- [Records to process]:
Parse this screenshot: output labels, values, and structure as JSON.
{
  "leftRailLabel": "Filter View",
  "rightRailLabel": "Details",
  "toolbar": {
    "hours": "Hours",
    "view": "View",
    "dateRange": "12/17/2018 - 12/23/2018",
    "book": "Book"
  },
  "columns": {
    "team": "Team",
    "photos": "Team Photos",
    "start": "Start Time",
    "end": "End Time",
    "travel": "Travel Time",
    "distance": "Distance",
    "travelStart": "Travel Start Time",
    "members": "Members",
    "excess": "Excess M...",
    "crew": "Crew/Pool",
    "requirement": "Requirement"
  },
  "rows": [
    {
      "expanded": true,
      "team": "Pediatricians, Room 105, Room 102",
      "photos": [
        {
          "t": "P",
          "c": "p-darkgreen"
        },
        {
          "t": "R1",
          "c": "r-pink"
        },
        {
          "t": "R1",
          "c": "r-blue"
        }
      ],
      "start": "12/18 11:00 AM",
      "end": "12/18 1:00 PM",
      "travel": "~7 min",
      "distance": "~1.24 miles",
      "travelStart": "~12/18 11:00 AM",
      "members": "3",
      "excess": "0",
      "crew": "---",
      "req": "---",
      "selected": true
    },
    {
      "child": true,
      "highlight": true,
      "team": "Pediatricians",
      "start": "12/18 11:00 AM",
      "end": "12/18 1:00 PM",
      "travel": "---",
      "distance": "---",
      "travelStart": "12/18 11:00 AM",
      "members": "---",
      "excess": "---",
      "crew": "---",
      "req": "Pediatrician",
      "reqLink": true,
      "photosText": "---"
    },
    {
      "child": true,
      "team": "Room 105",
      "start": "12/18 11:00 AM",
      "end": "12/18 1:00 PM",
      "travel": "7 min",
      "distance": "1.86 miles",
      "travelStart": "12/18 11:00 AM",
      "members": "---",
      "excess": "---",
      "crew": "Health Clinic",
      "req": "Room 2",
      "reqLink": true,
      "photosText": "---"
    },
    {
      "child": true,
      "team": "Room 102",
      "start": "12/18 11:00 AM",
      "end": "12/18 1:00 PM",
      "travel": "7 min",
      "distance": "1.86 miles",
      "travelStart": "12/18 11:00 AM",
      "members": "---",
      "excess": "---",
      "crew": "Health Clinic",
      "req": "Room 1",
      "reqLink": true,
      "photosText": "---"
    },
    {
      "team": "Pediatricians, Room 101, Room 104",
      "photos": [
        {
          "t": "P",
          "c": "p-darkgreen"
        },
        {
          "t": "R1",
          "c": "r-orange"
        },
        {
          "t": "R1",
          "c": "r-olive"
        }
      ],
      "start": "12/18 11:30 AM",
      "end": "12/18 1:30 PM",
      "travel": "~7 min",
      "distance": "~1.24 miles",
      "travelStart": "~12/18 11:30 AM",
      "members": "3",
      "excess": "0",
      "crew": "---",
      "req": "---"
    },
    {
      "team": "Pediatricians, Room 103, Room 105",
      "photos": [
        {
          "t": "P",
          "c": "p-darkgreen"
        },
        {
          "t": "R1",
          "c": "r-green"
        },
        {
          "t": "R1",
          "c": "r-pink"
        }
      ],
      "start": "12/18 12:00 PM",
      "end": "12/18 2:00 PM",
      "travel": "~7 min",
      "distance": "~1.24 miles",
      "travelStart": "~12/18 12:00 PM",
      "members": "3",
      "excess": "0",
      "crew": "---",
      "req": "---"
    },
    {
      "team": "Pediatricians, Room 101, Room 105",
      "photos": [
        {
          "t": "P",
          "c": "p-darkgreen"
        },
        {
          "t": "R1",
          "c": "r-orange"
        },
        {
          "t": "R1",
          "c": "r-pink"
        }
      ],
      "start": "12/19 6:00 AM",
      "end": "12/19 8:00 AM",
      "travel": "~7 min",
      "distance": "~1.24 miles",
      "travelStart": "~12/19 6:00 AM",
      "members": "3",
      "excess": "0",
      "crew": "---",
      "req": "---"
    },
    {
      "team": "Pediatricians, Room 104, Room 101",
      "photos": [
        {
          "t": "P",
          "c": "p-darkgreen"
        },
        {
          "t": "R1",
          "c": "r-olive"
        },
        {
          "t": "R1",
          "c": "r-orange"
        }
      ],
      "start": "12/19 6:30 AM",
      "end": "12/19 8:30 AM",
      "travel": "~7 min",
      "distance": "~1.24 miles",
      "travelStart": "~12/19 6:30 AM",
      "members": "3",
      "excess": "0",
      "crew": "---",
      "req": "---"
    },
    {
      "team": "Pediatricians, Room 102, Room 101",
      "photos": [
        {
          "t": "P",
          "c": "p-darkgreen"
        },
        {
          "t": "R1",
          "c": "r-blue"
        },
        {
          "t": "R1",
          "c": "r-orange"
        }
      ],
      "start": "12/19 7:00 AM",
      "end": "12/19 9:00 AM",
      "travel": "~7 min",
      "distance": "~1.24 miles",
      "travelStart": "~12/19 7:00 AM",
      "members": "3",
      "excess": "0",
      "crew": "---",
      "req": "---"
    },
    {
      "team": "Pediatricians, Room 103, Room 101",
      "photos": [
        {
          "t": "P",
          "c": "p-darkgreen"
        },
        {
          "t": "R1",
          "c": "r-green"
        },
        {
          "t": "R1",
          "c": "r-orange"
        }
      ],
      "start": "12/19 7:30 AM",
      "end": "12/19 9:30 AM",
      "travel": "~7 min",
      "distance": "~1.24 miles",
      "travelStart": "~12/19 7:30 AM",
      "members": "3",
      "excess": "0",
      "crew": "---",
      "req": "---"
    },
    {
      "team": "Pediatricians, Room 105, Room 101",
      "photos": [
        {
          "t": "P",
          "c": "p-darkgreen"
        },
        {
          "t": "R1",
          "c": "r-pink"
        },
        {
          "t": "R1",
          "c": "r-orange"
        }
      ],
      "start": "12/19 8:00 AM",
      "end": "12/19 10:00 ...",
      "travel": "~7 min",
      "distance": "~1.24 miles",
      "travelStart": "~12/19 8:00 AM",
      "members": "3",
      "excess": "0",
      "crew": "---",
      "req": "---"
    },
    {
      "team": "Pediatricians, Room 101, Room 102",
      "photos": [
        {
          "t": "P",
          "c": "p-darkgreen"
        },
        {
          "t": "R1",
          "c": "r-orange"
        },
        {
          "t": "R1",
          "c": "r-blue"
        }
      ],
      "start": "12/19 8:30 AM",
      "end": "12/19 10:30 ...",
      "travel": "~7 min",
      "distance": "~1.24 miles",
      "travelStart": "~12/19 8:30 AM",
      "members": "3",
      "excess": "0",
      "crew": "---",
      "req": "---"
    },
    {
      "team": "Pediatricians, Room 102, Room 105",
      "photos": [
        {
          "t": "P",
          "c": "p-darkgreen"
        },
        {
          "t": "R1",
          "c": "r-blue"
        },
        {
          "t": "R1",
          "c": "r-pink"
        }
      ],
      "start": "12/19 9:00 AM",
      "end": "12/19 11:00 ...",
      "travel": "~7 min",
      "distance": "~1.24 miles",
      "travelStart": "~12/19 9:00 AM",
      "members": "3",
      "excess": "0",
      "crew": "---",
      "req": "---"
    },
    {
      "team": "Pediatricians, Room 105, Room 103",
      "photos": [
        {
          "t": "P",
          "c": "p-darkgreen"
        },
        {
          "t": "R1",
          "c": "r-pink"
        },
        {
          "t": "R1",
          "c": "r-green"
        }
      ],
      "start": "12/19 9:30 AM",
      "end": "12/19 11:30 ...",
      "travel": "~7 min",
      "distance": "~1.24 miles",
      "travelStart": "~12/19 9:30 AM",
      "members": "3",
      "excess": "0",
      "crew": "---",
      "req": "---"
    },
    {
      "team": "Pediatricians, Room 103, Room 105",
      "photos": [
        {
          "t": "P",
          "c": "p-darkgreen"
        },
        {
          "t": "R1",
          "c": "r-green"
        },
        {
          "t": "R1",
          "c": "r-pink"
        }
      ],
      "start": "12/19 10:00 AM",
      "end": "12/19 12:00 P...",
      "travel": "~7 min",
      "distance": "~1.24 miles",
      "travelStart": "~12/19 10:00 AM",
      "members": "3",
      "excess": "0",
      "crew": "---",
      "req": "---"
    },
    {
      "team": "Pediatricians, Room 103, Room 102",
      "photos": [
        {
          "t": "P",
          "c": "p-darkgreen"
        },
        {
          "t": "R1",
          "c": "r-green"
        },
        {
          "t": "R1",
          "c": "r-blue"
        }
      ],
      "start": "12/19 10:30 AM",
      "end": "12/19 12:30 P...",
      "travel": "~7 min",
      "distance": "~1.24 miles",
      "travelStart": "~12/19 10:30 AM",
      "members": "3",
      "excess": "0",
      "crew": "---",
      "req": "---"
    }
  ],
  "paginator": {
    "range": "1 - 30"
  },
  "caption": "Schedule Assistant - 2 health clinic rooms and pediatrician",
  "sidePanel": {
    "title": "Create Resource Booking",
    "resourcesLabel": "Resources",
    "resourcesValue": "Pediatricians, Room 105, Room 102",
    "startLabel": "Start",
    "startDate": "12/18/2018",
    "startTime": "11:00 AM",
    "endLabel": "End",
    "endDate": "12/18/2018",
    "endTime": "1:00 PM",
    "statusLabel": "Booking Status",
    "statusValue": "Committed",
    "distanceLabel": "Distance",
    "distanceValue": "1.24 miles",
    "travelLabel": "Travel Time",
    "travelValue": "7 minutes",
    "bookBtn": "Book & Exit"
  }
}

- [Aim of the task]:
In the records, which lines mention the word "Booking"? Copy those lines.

- [Written solution]:
    "title": "Create Resource Booking",
    "statusLabel": "Booking Status",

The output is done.